As a youngster I loved sports and playing outdoors. Baseball, soccer, basketball, hockey, skateboarding, and any other game we could drum up in the neighborhood. Most of the time, only the veil of darkness and the ring of the dinner bell got us in from the streets. It was during this time that BMX racing and riding grabbed my attention. In a big way.
A group of us kids started congregating in a vacant field next to the local 7-11 to ride. It became a daily ritual. And each day the number of riders grew. As our group of riders grew and changed, so did that vacant field. We transformed that vacant field into our very own BMX wonderland. We created a track. We built jumps. And we practiced. And practiced. And practiced. We were focused. Constantly pushing each other to outdo what the last person just pulled off. It was great. Incredible. What was once a group of ten, now was pushing thirty to fifty riders each day.
It kept us out of trouble. Just a bunch of kids doing it themselves and having a great time.
And as the group of riders grew, so did the amount of parents coming to “watch” and “observe” what we had created in that little vacant field.
Which was where it all started and eventually ended. It began with a one dad. One who started coming out to the field to add uniformity to our races. He brought a stop watch. He set up groups. He told us when to race. He told us how to race.
What was one dad, became two, then three, then five, and so on. Pretty soon we were having schedules provided to us on which days we would be racing and who would race against who. We were put into age brackets. Ability brackets. We were even informed that rules were being initiated on how and when you could ride on the track.
Before we could even wrap our heads around the rules and regulations that those “observing” parents had initiated – the city had stepped in to provide control and oversight to the proceedings. It was their responsibility to ensure that everyone was safe. And the more the “observing” parents and the city stepped in – the more rules and regulations that were implemented. The more rules and regulations that were implemented, the more our original group of riders began to drop off and disappear. Daily. Day after day. Until, finally no one came around to that vacant lot next to the 7-11 to ride anymore.
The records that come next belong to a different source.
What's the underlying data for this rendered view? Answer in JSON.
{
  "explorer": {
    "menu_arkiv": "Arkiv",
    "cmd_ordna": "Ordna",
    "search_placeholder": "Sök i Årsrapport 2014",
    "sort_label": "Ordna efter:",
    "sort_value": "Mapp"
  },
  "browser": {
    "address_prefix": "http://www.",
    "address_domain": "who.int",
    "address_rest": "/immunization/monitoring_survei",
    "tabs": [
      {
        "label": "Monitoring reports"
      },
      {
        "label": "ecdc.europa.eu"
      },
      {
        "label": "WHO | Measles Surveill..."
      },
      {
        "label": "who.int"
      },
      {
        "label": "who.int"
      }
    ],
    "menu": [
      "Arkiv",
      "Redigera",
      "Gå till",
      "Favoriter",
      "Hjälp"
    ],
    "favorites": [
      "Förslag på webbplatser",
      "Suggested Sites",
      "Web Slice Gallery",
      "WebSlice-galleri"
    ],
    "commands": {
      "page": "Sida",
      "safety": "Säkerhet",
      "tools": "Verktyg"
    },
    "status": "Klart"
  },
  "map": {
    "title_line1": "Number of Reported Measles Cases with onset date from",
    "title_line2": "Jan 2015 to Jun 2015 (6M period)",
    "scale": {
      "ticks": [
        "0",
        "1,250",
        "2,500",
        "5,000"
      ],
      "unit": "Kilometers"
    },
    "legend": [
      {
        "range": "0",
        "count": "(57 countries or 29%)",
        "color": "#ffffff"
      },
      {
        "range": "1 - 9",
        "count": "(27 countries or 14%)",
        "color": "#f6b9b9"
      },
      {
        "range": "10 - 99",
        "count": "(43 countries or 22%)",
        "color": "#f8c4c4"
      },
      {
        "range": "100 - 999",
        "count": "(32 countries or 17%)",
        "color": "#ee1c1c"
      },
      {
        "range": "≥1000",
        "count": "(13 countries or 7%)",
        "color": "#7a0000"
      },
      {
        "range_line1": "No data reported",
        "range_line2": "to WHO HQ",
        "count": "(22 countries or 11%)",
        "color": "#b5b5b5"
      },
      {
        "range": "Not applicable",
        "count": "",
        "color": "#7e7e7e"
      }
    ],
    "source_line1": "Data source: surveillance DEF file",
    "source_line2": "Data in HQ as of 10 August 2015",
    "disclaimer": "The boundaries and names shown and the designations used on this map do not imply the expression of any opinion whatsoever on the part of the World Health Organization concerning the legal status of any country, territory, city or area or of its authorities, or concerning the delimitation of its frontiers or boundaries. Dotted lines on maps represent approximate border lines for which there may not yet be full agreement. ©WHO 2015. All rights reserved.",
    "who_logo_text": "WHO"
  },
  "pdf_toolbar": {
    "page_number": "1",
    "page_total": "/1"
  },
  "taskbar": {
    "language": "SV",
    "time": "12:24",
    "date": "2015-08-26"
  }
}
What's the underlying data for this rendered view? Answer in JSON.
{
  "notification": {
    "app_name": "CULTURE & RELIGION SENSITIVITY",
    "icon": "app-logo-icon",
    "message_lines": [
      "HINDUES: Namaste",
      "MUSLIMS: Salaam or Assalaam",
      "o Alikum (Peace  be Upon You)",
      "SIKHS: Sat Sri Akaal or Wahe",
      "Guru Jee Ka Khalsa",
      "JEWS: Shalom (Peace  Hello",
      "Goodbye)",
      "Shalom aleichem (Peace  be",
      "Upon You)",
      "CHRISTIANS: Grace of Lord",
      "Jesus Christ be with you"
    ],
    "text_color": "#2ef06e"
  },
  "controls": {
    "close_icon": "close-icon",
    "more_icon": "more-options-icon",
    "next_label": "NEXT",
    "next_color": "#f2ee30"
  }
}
And the vacant lot, once transformed, went back to being that vacant lot.
Which, looking back, provides great lessons for leaders and leadership…
As leaders, we often want to step in on something when it starts going good. We want to provide oversight and take control of the situation. And in doing so, we can sometimes crush the spirit and enthusiasm for the work. For example, we talk about the importance of collaboration and teamwork in 21st century organizations. Yet, we often put so many parameters around and incorporate such heavy handed requirements that people avoid the collaborative process. Parameters and requirements that squeeze the most important part of the process right out of the process. Killing enthusiasm. Killing the work. Making people tired. Pushing people right back to status quo.
The leadership lesson to take from this is that we sometimes have to step back. We sometimes have to remove ourselves from the process. Understanding that our zeal to be involved can often be the undoing of the process. Of the work. As leaders, we have to understand where our efforts are needed, required, and to what level. Which is why leadership is as much an art as it is a science.